It may surprise you to learn (given the whole ‘no taxation without representation’ thing) that the USA did not introduce universal suffrage when it threw off the yoke of an unjust monarchical system and declared itself a republic.
Despite the egalitarian pronouncements of the US declaration of independence, it would take another 150 years or so before all adults were allowed to vote. Indeed, it would be nearly a 100 years before anyone but white, property-owning men were allowed to vote.
Unfortunately, when the US Constitution was drafted, it did not define who was allowed to vote. That was left up to the individual states. And most states imposed restrictions.
In 1869, the 15th Amendment prohibited states from denying the vote to citizens based on their “race, colour, or previous condition of servitude”. But many states slyly got round these restrictions by imposing literacy tests and other more nefarious hurdles.

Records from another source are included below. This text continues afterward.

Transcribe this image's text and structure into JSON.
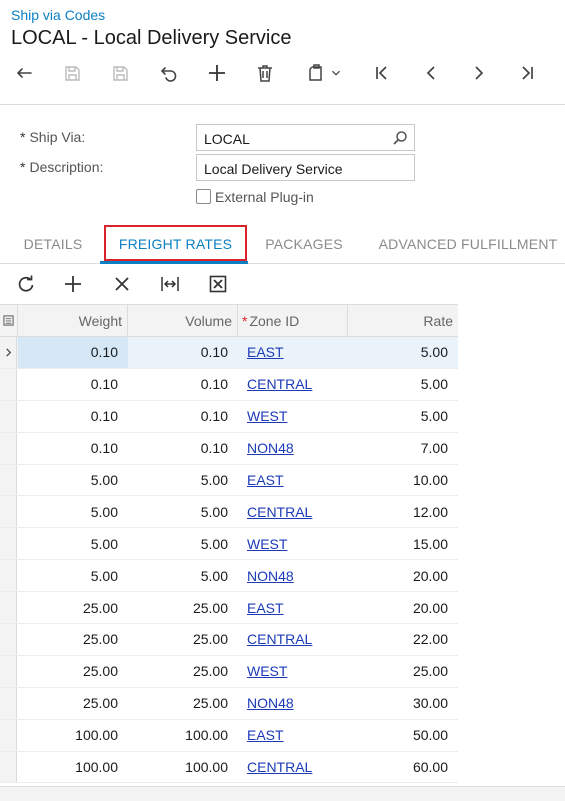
{
  "breadcrumb": "Ship via Codes",
  "title": "LOCAL - Local Delivery Service",
  "toolbar": {
    "buttons": [
      "undo-icon",
      "save-close-icon",
      "save-icon",
      "cancel-icon",
      "add-icon",
      "delete-icon",
      "copy-paste-icon",
      "first-record-icon",
      "previous-record-icon",
      "next-record-icon",
      "last-record-icon"
    ]
  },
  "form": {
    "ship_via_label": "Ship Via:",
    "ship_via_value": "LOCAL",
    "description_label": "Description:",
    "description_value": "Local Delivery Service",
    "required_mark": "*",
    "external_plugin_label": "External Plug-in",
    "external_plugin_checked": false
  },
  "tabs": [
    {
      "label": "DETAILS",
      "active": false
    },
    {
      "label": "FREIGHT RATES",
      "active": true
    },
    {
      "label": "PACKAGES",
      "active": false
    },
    {
      "label": "ADVANCED FULFILLMENT",
      "active": false
    }
  ],
  "grid": {
    "columns": {
      "weight": "Weight",
      "volume": "Volume",
      "zone_id": "Zone ID",
      "rate": "Rate"
    },
    "required_mark": "*",
    "rows": [
      {
        "weight": "0.10",
        "volume": "0.10",
        "zone": "EAST",
        "rate": "5.00"
      },
      {
        "weight": "0.10",
        "volume": "0.10",
        "zone": "CENTRAL",
        "rate": "5.00"
      },
      {
        "weight": "0.10",
        "volume": "0.10",
        "zone": "WEST",
        "rate": "5.00"
      },
      {
        "weight": "0.10",
        "volume": "0.10",
        "zone": "NON48",
        "rate": "7.00"
      },
      {
        "weight": "5.00",
        "volume": "5.00",
        "zone": "EAST",
        "rate": "10.00"
      },
      {
        "weight": "5.00",
        "volume": "5.00",
        "zone": "CENTRAL",
        "rate": "12.00"
      },
      {
        "weight": "5.00",
        "volume": "5.00",
        "zone": "WEST",
        "rate": "15.00"
      },
      {
        "weight": "5.00",
        "volume": "5.00",
        "zone": "NON48",
        "rate": "20.00"
      },
      {
        "weight": "25.00",
        "volume": "25.00",
        "zone": "EAST",
        "rate": "20.00"
      },
      {
        "weight": "25.00",
        "volume": "25.00",
        "zone": "CENTRAL",
        "rate": "22.00"
      },
      {
        "weight": "25.00",
        "volume": "25.00",
        "zone": "WEST",
        "rate": "25.00"
      },
      {
        "weight": "25.00",
        "volume": "25.00",
        "zone": "NON48",
        "rate": "30.00"
      },
      {
        "weight": "100.00",
        "volume": "100.00",
        "zone": "EAST",
        "rate": "50.00"
      },
      {
        "weight": "100.00",
        "volume": "100.00",
        "zone": "CENTRAL",
        "rate": "60.00"
      }
    ]
  },
  "colors": {
    "accent": "#0a7fc2",
    "highlight_box": "#d8232a",
    "link": "#1c3ab8"
  }
}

Wyoming was the first state to give women the vote in 1869. But still, most women were disenfranchised.
The National Women Suffrage Association was formed that year by Susan B Anthony and Elizabeth Cady Stanton. In 1878, Anthony and Stanton drafted an amendment to the Constitution that would give women the vote. But it was rejected in the Senate.

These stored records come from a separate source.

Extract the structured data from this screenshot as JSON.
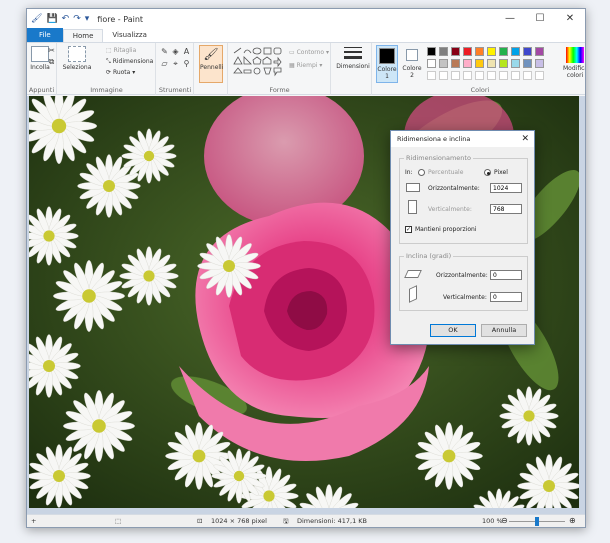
{
  "window": {
    "title": "fiore - Paint",
    "minimize": "—",
    "maximize": "☐",
    "close": "✕"
  },
  "qat": {
    "app_icon": "🖌",
    "save_icon": "💾",
    "undo_icon": "↶",
    "redo_icon": "↷",
    "customize_icon": "▾"
  },
  "tabs": [
    {
      "label": "File"
    },
    {
      "label": "Home"
    },
    {
      "label": "Visualizza"
    }
  ],
  "ribbon": {
    "clipboard": {
      "label": "Appunti",
      "paste": "Incolla"
    },
    "image": {
      "label": "Immagine",
      "select": "Seleziona",
      "crop": "Ritaglia",
      "resize": "Ridimensiona",
      "rotate": "Ruota"
    },
    "tools": {
      "label": "Strumenti"
    },
    "brushes": {
      "label": "Pennelli"
    },
    "shapes": {
      "label": "Forme",
      "outline": "Contorno",
      "fill": "Riempi"
    },
    "size": {
      "label": "Dimensioni"
    },
    "colors": {
      "label": "Colori",
      "color1": "Colore 1",
      "color2": "Colore 2",
      "edit": "Modifica colori",
      "palette_row1": [
        "#000000",
        "#7f7f7f",
        "#880015",
        "#ed1c24",
        "#ff7f27",
        "#fff200",
        "#22b14c",
        "#00a2e8",
        "#3f48cc",
        "#a349a4"
      ],
      "palette_row2": [
        "#ffffff",
        "#c3c3c3",
        "#b97a57",
        "#ffaec9",
        "#ffc90e",
        "#efe4b0",
        "#b5e61d",
        "#99d9ea",
        "#7092be",
        "#c8bfe7"
      ]
    }
  },
  "dialog": {
    "title": "Ridimensiona e inclina",
    "close": "✕",
    "resize_legend": "Ridimensionamento",
    "by_label": "In:",
    "percent_label": "Percentuale",
    "pixel_label": "Pixel",
    "horizontal_label": "Orizzontalmente:",
    "horizontal_value": "1024",
    "vertical_label": "Verticalmente:",
    "vertical_value": "768",
    "keep_ratio_label": "Mantieni proporzioni",
    "keep_ratio_check": "✓",
    "skew_legend": "Inclina (gradi)",
    "skew_horizontal_label": "Orizzontalmente:",
    "skew_horizontal_value": "0",
    "skew_vertical_label": "Verticalmente:",
    "skew_vertical_value": "0",
    "ok": "OK",
    "cancel": "Annulla"
  },
  "status": {
    "add_icon": "+",
    "selection_icon": "⬚",
    "size_icon": "⊡",
    "size": "1024 × 768 pixel",
    "file_icon": "🖫",
    "filesize": "Dimensioni: 417,1 KB",
    "zoom": "100 %",
    "zoom_out": "⊖",
    "zoom_in": "⊕",
    "zoom_level": 0.5
  }
}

A second submission was rejected in 1914. Two more submissions, in 1918 and 1919, also failed. But a further submission in 1919 passed, and it was submitted to the states for ratification.
The last state to ratify was Tennessee. On 18 August 1920, 50 of the 99 members of the state’s House of Representatives voted in favour, and women were finally allowed to vote.

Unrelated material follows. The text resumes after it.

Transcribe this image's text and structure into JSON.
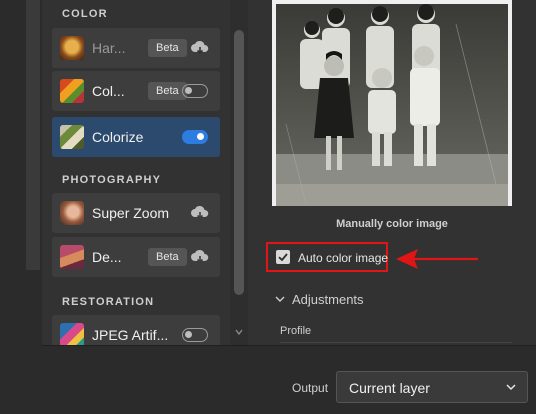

In the UK, meanwhile, property-owning women over the age of 30 were given the vote in 1918. But it would not be until 1928 that all women were given the vote in the UK on the same terms as men.